• **Work task**:
Write the data out again exactly, with every picture removed.
===== Records supplied
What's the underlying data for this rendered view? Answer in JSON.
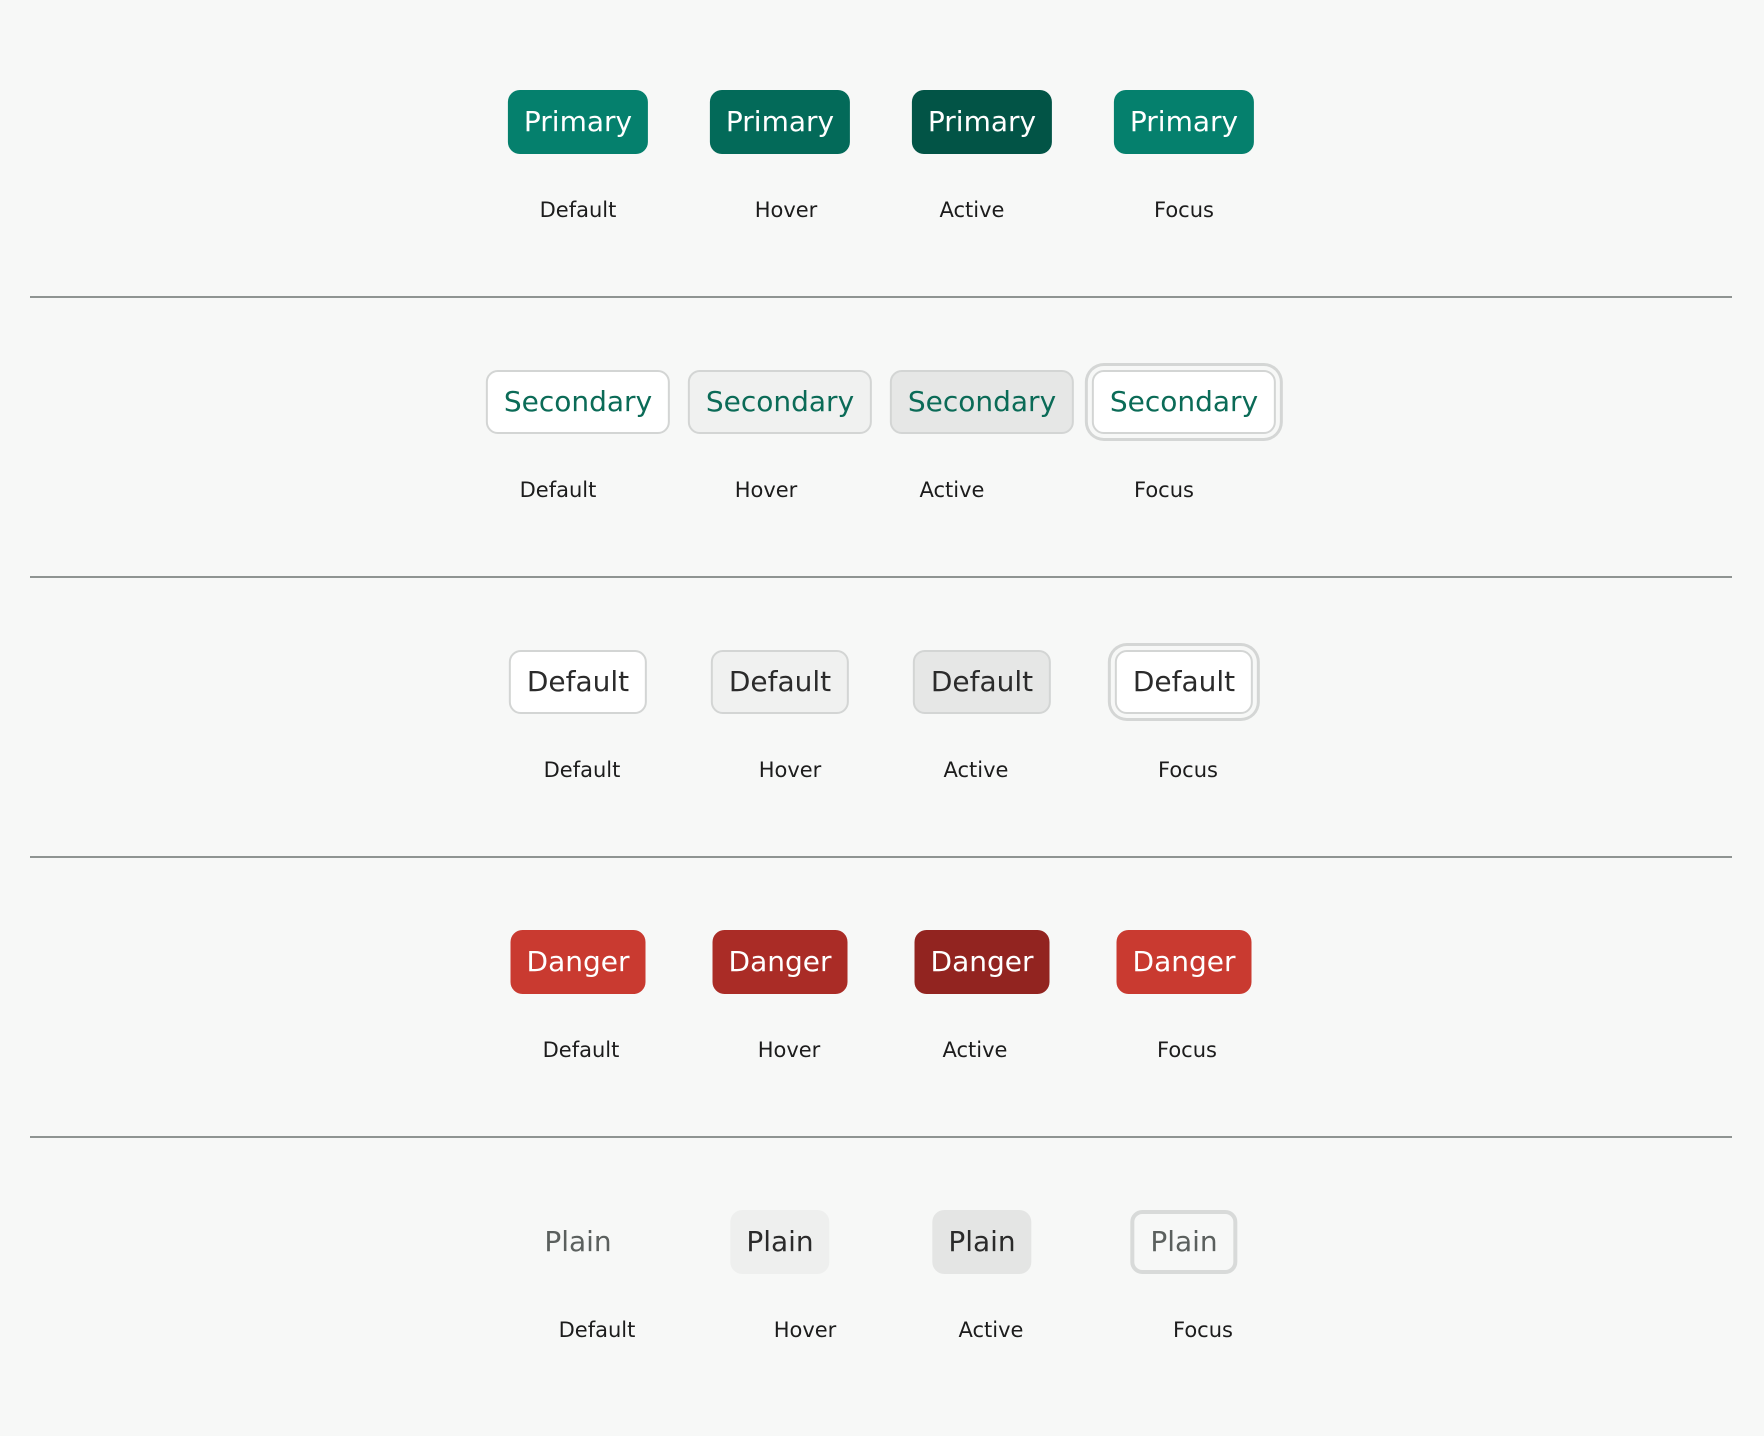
{
  "colors": {
    "background": "#f7f8f7",
    "primary": "#05806d",
    "primary_hover": "#036a59",
    "primary_active": "#025446",
    "secondary_text": "#0b6b57",
    "danger": "#c93a30",
    "danger_hover": "#aa2c26",
    "danger_active": "#922420",
    "divider": "#8f9492"
  },
  "rows": [
    {
      "variant": "primary",
      "button_label": "Primary",
      "states": [
        "Default",
        "Hover",
        "Active",
        "Focus"
      ]
    },
    {
      "variant": "secondary",
      "button_label": "Secondary",
      "states": [
        "Default",
        "Hover",
        "Active",
        "Focus"
      ]
    },
    {
      "variant": "default",
      "button_label": "Default",
      "states": [
        "Default",
        "Hover",
        "Active",
        "Focus"
      ]
    },
    {
      "variant": "danger",
      "button_label": "Danger",
      "states": [
        "Default",
        "Hover",
        "Active",
        "Focus"
      ]
    },
    {
      "variant": "plain",
      "button_label": "Plain",
      "states": [
        "Default",
        "Hover",
        "Active",
        "Focus"
      ]
    }
  ]
}
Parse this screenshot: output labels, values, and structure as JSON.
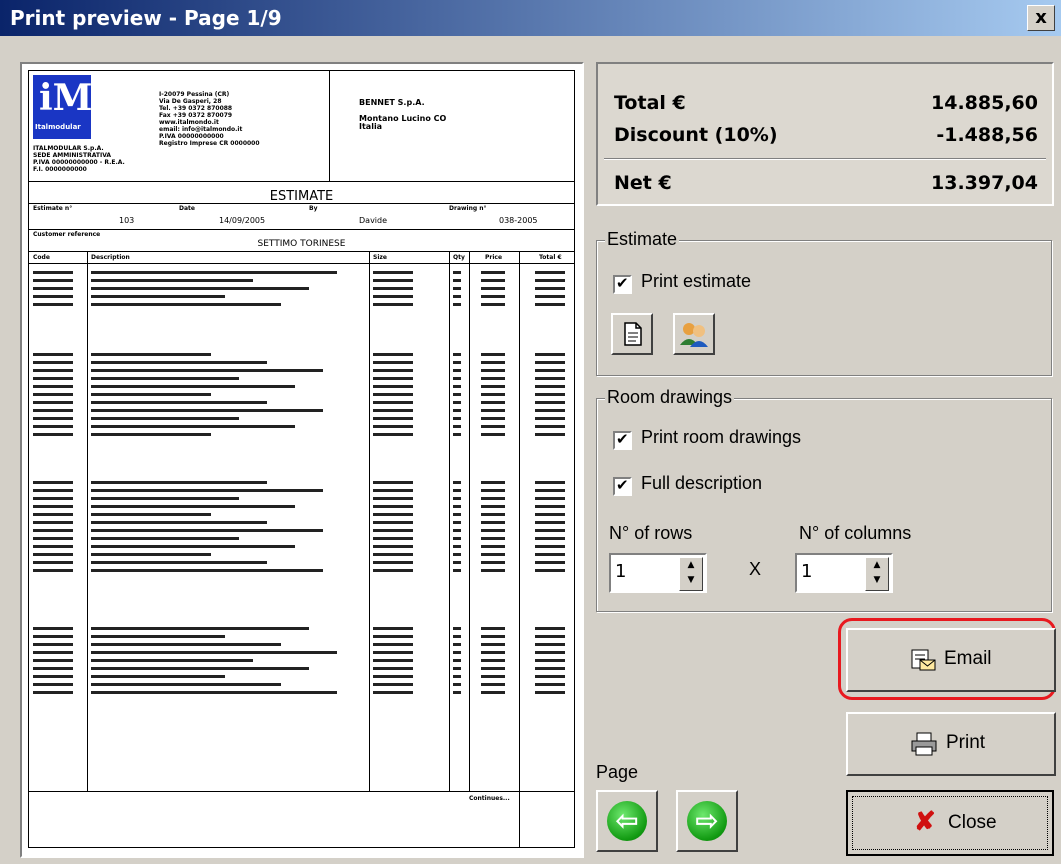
{
  "window": {
    "title": "Print preview - Page 1/9",
    "close_glyph": "x"
  },
  "document": {
    "company_lines": [
      "I-20079 Pessina (CR)",
      "Via De Gasperi, 28",
      "Tel. +39 0372 870088",
      "Fax +39 0372 870079",
      "www.italmondo.it",
      "email: info@italmondo.it",
      "P.IVA 00000000000",
      "Registro Imprese CR 0000000"
    ],
    "left_lines": [
      "ITALMODULAR S.p.A.",
      "SEDE AMMINISTRATIVA",
      "P.IVA 00000000000 - R.E.A.",
      "F.I. 0000000000"
    ],
    "customer": [
      "BENNET S.p.A.",
      "Montano Lucino CO",
      "Italia"
    ],
    "title": "ESTIMATE",
    "header_labels": [
      "Estimate n°",
      "Date",
      "By",
      "Drawing n°"
    ],
    "header_values": [
      "103",
      "14/09/2005",
      "Davide",
      "038-2005"
    ],
    "customer_reference_label": "Customer reference",
    "section_title": "SETTIMO TORINESE",
    "columns": [
      "Code",
      "Description",
      "Size",
      "Qty",
      "Price",
      "Total €"
    ],
    "footer_label": "Continues..."
  },
  "totals": {
    "total_label": "Total €",
    "total_value": "14.885,60",
    "discount_label": "Discount (10%)",
    "discount_value": "-1.488,56",
    "net_label": "Net €",
    "net_value": "13.397,04"
  },
  "estimate_group": {
    "legend": "Estimate",
    "print_estimate": "Print estimate",
    "print_estimate_checked": true
  },
  "room_group": {
    "legend": "Room drawings",
    "print_room": "Print room drawings",
    "print_room_checked": true,
    "full_desc": "Full description",
    "full_desc_checked": true,
    "rows_label": "N° of rows",
    "cols_label": "N° of columns",
    "rows_value": "1",
    "cols_value": "1",
    "times": "X"
  },
  "buttons": {
    "email": "Email",
    "print": "Print",
    "close": "Close"
  },
  "page_label": "Page",
  "colors": {
    "titlebar_start": "#0a246a",
    "titlebar_end": "#a6caf0",
    "highlight": "#e8191f",
    "face": "#d4d0c8"
  }
}
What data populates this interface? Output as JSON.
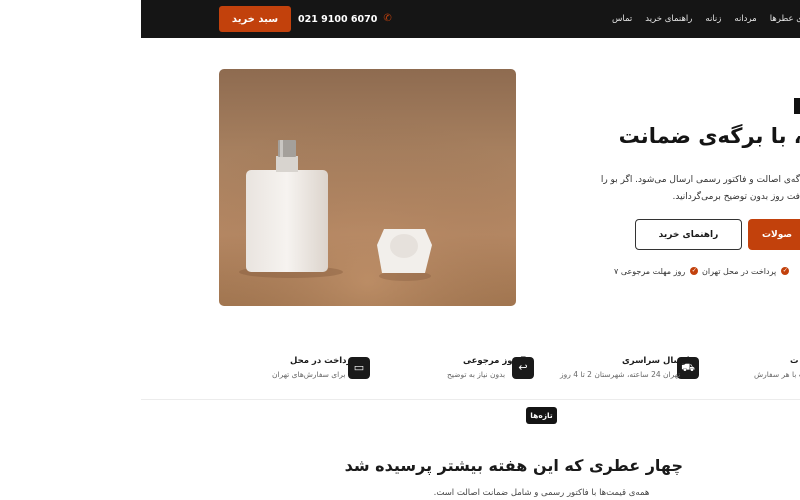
{
  "header": {
    "nav": [
      "همه‌ی عطرها",
      "مردانه",
      "زنانه",
      "راهنمای خرید",
      "تماس"
    ],
    "phone": "021 9100 6070",
    "cart_label": "سبد خرید"
  },
  "hero": {
    "title": "ل، با برگه‌ی ضمانت",
    "desc_line1": "گه‌ی اصالت و فاکتور رسمی ارسال می‌شود. اگر بو را",
    "desc_line2": "فت روز بدون توضیح برمی‌گردانید.",
    "btn_products": "صولات",
    "btn_guide": "راهنمای خرید",
    "feature_1": "پرداخت در محل تهران",
    "feature_2": "۷ روز مهلت مرجوعی"
  },
  "features": [
    {
      "title": "ت",
      "subtitle": "ت با هر سفارش"
    },
    {
      "title": "ارسال سراسری",
      "subtitle": "تهران 24 ساعته، شهرستان 2 تا 4 روز"
    },
    {
      "title": "7 روز مرجوعی",
      "subtitle": "بدون نیاز به توضیح"
    },
    {
      "title": "پرداخت در محل",
      "subtitle": "برای سفارش‌های تهران"
    }
  ],
  "section": {
    "badge": "تازه‌ها",
    "title": "چهار عطری که این هفته بیشتر پرسیده شد",
    "subtitle": "همه‌ی قیمت‌ها با فاکتور رسمی و شامل ضمانت اصالت است."
  },
  "colors": {
    "accent": "#c2410c",
    "header_bg": "#151515"
  }
}
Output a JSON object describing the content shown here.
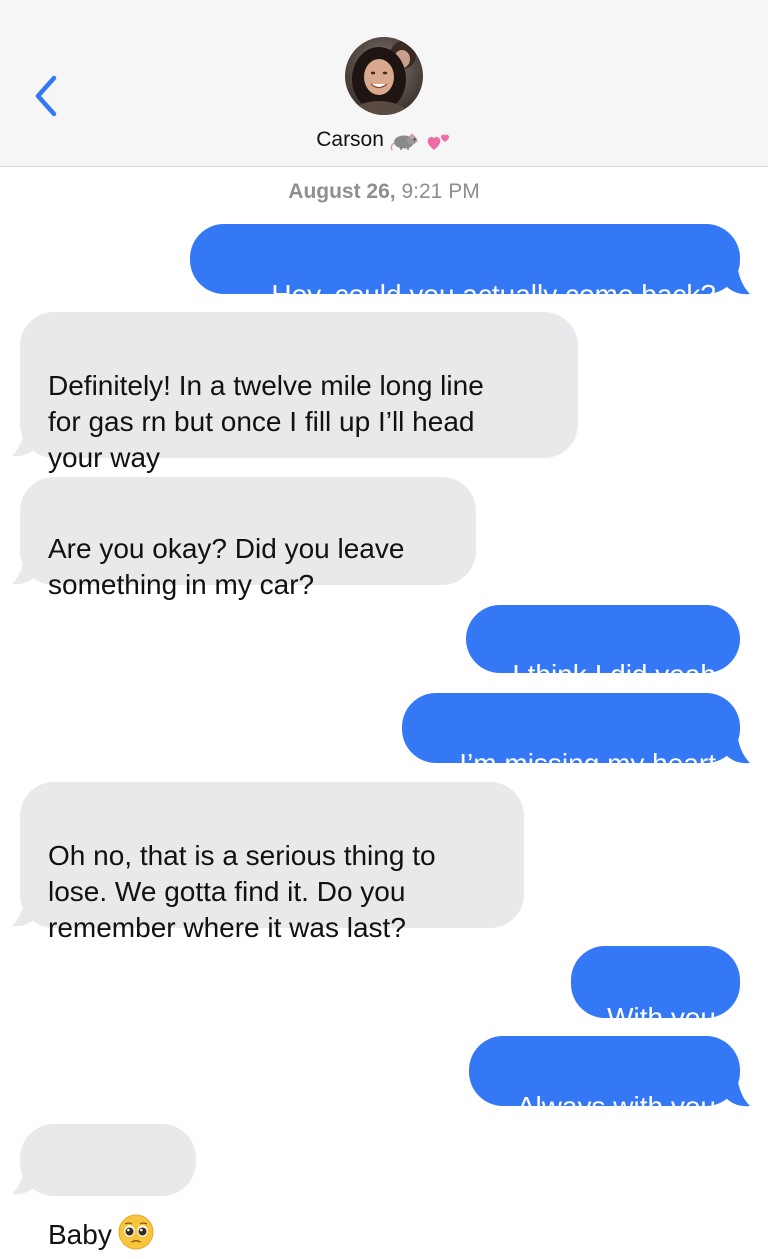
{
  "header": {
    "contact_name": "Carson",
    "contact_emojis": [
      "rat-emoji",
      "two-hearts-emoji"
    ],
    "back_icon": "chevron-left-icon"
  },
  "timestamp": {
    "date": "August 26,",
    "time": "9:21 PM"
  },
  "messages": [
    {
      "from": "me",
      "text": "Hey, could you actually come back?"
    },
    {
      "from": "them",
      "text": "Definitely! In a twelve mile long line\nfor gas rn but once I fill up I’ll head\nyour way"
    },
    {
      "from": "them",
      "text": "Are you okay? Did you leave\nsomething in my car?"
    },
    {
      "from": "me",
      "text": "I think I did yeah"
    },
    {
      "from": "me",
      "text": "I’m missing my heart"
    },
    {
      "from": "them",
      "text": "Oh no, that is a serious thing to\nlose. We gotta find it. Do you\nremember where it was last?"
    },
    {
      "from": "me",
      "text": "With you"
    },
    {
      "from": "me",
      "text": "Always with you"
    },
    {
      "from": "them",
      "text": "Baby",
      "emoji": "pleading-face-emoji"
    }
  ],
  "colors": {
    "sent_bubble": "#3478f6",
    "received_bubble": "#e9e9eb",
    "header_bg": "#f6f6f6",
    "accent": "#3478f6",
    "timestamp": "#8e8e93"
  }
}
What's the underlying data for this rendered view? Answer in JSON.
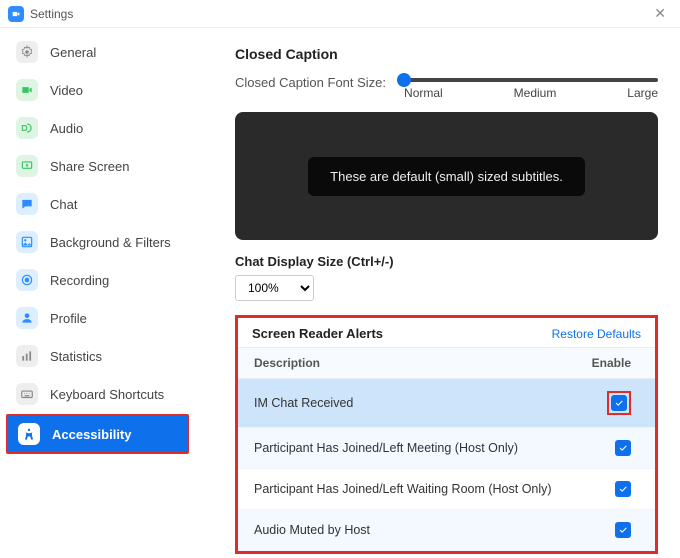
{
  "window": {
    "title": "Settings"
  },
  "sidebar": {
    "items": [
      {
        "label": "General",
        "icon": "gear"
      },
      {
        "label": "Video",
        "icon": "video"
      },
      {
        "label": "Audio",
        "icon": "audio"
      },
      {
        "label": "Share Screen",
        "icon": "share"
      },
      {
        "label": "Chat",
        "icon": "chat"
      },
      {
        "label": "Background & Filters",
        "icon": "bg"
      },
      {
        "label": "Recording",
        "icon": "rec"
      },
      {
        "label": "Profile",
        "icon": "profile"
      },
      {
        "label": "Statistics",
        "icon": "stats"
      },
      {
        "label": "Keyboard Shortcuts",
        "icon": "keyboard"
      },
      {
        "label": "Accessibility",
        "icon": "access",
        "active": true
      }
    ]
  },
  "closed_caption": {
    "title": "Closed Caption",
    "font_size_label": "Closed Caption Font Size:",
    "slider_labels": [
      "Normal",
      "Medium",
      "Large"
    ],
    "preview_text": "These are default (small) sized subtitles."
  },
  "chat_size": {
    "label": "Chat Display Size (Ctrl+/-)",
    "value": "100%"
  },
  "alerts": {
    "title": "Screen Reader Alerts",
    "restore": "Restore Defaults",
    "columns": {
      "desc": "Description",
      "enable": "Enable"
    },
    "rows": [
      {
        "desc": "IM Chat Received",
        "checked": true,
        "selected": true
      },
      {
        "desc": "Participant Has Joined/Left Meeting (Host Only)",
        "checked": true
      },
      {
        "desc": "Participant Has Joined/Left Waiting Room (Host Only)",
        "checked": true
      },
      {
        "desc": "Audio Muted by Host",
        "checked": true
      }
    ]
  }
}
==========
• **Finished task**:
What's the underlying data for this rendered view? Answer in JSON.
{
  "colors": {
    "background": "#f7f8f7",
    "primary": "#05806d",
    "primary_hover": "#036a59",
    "primary_active": "#025446",
    "secondary_text": "#0b6b57",
    "danger": "#c93a30",
    "danger_hover": "#aa2c26",
    "danger_active": "#922420",
    "divider": "#8f9492"
  },
  "rows": [
    {
      "variant": "primary",
      "button_label": "Primary",
      "states": [
        "Default",
        "Hover",
        "Active",
        "Focus"
      ]
    },
    {
      "variant": "secondary",
      "button_label": "Secondary",
      "states": [
        "Default",
        "Hover",
        "Active",
        "Focus"
      ]
    },
    {
      "variant": "default",
      "button_label": "Default",
      "states": [
        "Default",
        "Hover",
        "Active",
        "Focus"
      ]
    },
    {
      "variant": "danger",
      "button_label": "Danger",
      "states": [
        "Default",
        "Hover",
        "Active",
        "Focus"
      ]
    },
    {
      "variant": "plain",
      "button_label": "Plain",
      "states": [
        "Default",
        "Hover",
        "Active",
        "Focus"
      ]
    }
  ]
}
Parse this screenshot: output labels, values, and structure as JSON.
{
  "window": {
    "title": "Print preview - Page 1/9",
    "close_glyph": "x"
  },
  "document": {
    "company_lines": [
      "I-20079 Pessina (CR)",
      "Via De Gasperi, 28",
      "Tel. +39 0372 870088",
      "Fax +39 0372 870079",
      "www.italmondo.it",
      "email: info@italmondo.it",
      "P.IVA 00000000000",
      "Registro Imprese CR 0000000"
    ],
    "left_lines": [
      "ITALMODULAR S.p.A.",
      "SEDE AMMINISTRATIVA",
      "P.IVA 00000000000 - R.E.A.",
      "F.I. 0000000000"
    ],
    "customer": [
      "BENNET S.p.A.",
      "Montano Lucino CO",
      "Italia"
    ],
    "title": "ESTIMATE",
    "header_labels": [
      "Estimate n°",
      "Date",
      "By",
      "Drawing n°"
    ],
    "header_values": [
      "103",
      "14/09/2005",
      "Davide",
      "038-2005"
    ],
    "customer_reference_label": "Customer reference",
    "section_title": "SETTIMO TORINESE",
    "columns": [
      "Code",
      "Description",
      "Size",
      "Qty",
      "Price",
      "Total €"
    ],
    "footer_label": "Continues..."
  },
  "totals": {
    "total_label": "Total €",
    "total_value": "14.885,60",
    "discount_label": "Discount (10%)",
    "discount_value": "-1.488,56",
    "net_label": "Net €",
    "net_value": "13.397,04"
  },
  "estimate_group": {
    "legend": "Estimate",
    "print_estimate": "Print estimate",
    "print_estimate_checked": true
  },
  "room_group": {
    "legend": "Room drawings",
    "print_room": "Print room drawings",
    "print_room_checked": true,
    "full_desc": "Full description",
    "full_desc_checked": true,
    "rows_label": "N° of rows",
    "cols_label": "N° of columns",
    "rows_value": "1",
    "cols_value": "1",
    "times": "X"
  },
  "buttons": {
    "email": "Email",
    "print": "Print",
    "close": "Close"
  },
  "page_label": "Page",
  "colors": {
    "titlebar_start": "#0a246a",
    "titlebar_end": "#a6caf0",
    "highlight": "#e8191f",
    "face": "#d4d0c8"
  }
}
What data populates this interface? Output as JSON.
{
  "header": {
    "nav": [
      "همه‌ی عطرها",
      "مردانه",
      "زنانه",
      "راهنمای خرید",
      "تماس"
    ],
    "phone": "021 9100 6070",
    "cart_label": "سبد خرید"
  },
  "hero": {
    "title": "ل، با برگه‌ی ضمانت",
    "desc_line1": "گه‌ی اصالت و فاکتور رسمی ارسال می‌شود. اگر بو را",
    "desc_line2": "فت روز بدون توضیح برمی‌گردانید.",
    "btn_products": "صولات",
    "btn_guide": "راهنمای خرید",
    "feature_1": "پرداخت در محل تهران",
    "feature_2": "۷ روز مهلت مرجوعی"
  },
  "features": [
    {
      "title": "ت",
      "subtitle": "ت با هر سفارش"
    },
    {
      "title": "ارسال سراسری",
      "subtitle": "تهران 24 ساعته، شهرستان 2 تا 4 روز"
    },
    {
      "title": "7 روز مرجوعی",
      "subtitle": "بدون نیاز به توضیح"
    },
    {
      "title": "پرداخت در محل",
      "subtitle": "برای سفارش‌های تهران"
    }
  ],
  "section": {
    "badge": "تازه‌ها",
    "title": "چهار عطری که این هفته بیشتر پرسیده شد",
    "subtitle": "همه‌ی قیمت‌ها با فاکتور رسمی و شامل ضمانت اصالت است."
  },
  "colors": {
    "accent": "#c2410c",
    "header_bg": "#151515"
  }
}
Output a JSON object describing the content shown here.
{
  "header": {
    "contact_name": "Carson",
    "contact_emojis": [
      "rat-emoji",
      "two-hearts-emoji"
    ],
    "back_icon": "chevron-left-icon"
  },
  "timestamp": {
    "date": "August 26,",
    "time": "9:21 PM"
  },
  "messages": [
    {
      "from": "me",
      "text": "Hey, could you actually come back?"
    },
    {
      "from": "them",
      "text": "Definitely! In a twelve mile long line\nfor gas rn but once I fill up I’ll head\nyour way"
    },
    {
      "from": "them",
      "text": "Are you okay? Did you leave\nsomething in my car?"
    },
    {
      "from": "me",
      "text": "I think I did yeah"
    },
    {
      "from": "me",
      "text": "I’m missing my heart"
    },
    {
      "from": "them",
      "text": "Oh no, that is a serious thing to\nlose. We gotta find it. Do you\nremember where it was last?"
    },
    {
      "from": "me",
      "text": "With you"
    },
    {
      "from": "me",
      "text": "Always with you"
    },
    {
      "from": "them",
      "text": "Baby",
      "emoji": "pleading-face-emoji"
    }
  ],
  "colors": {
    "sent_bubble": "#3478f6",
    "received_bubble": "#e9e9eb",
    "header_bg": "#f6f6f6",
    "accent": "#3478f6",
    "timestamp": "#8e8e93"
  }
}
What's the underlying data for this rendered view? Answer in JSON.
{
  "window": {
    "title": "Settings"
  },
  "sidebar": {
    "items": [
      {
        "label": "General",
        "icon": "gear"
      },
      {
        "label": "Video",
        "icon": "video"
      },
      {
        "label": "Audio",
        "icon": "audio"
      },
      {
        "label": "Share Screen",
        "icon": "share"
      },
      {
        "label": "Chat",
        "icon": "chat"
      },
      {
        "label": "Background & Filters",
        "icon": "bg"
      },
      {
        "label": "Recording",
        "icon": "rec"
      },
      {
        "label": "Profile",
        "icon": "profile"
      },
      {
        "label": "Statistics",
        "icon": "stats"
      },
      {
        "label": "Keyboard Shortcuts",
        "icon": "keyboard"
      },
      {
        "label": "Accessibility",
        "icon": "access",
        "active": true
      }
    ]
  },
  "closed_caption": {
    "title": "Closed Caption",
    "font_size_label": "Closed Caption Font Size:",
    "slider_labels": [
      "Normal",
      "Medium",
      "Large"
    ],
    "preview_text": "These are default (small) sized subtitles."
  },
  "chat_size": {
    "label": "Chat Display Size (Ctrl+/-)",
    "value": "100%"
  },
  "alerts": {
    "title": "Screen Reader Alerts",
    "restore": "Restore Defaults",
    "columns": {
      "desc": "Description",
      "enable": "Enable"
    },
    "rows": [
      {
        "desc": "IM Chat Received",
        "checked": true,
        "selected": true
      },
      {
        "desc": "Participant Has Joined/Left Meeting (Host Only)",
        "checked": true
      },
      {
        "desc": "Participant Has Joined/Left Waiting Room (Host Only)",
        "checked": true
      },
      {
        "desc": "Audio Muted by Host",
        "checked": true
      }
    ]
  }
}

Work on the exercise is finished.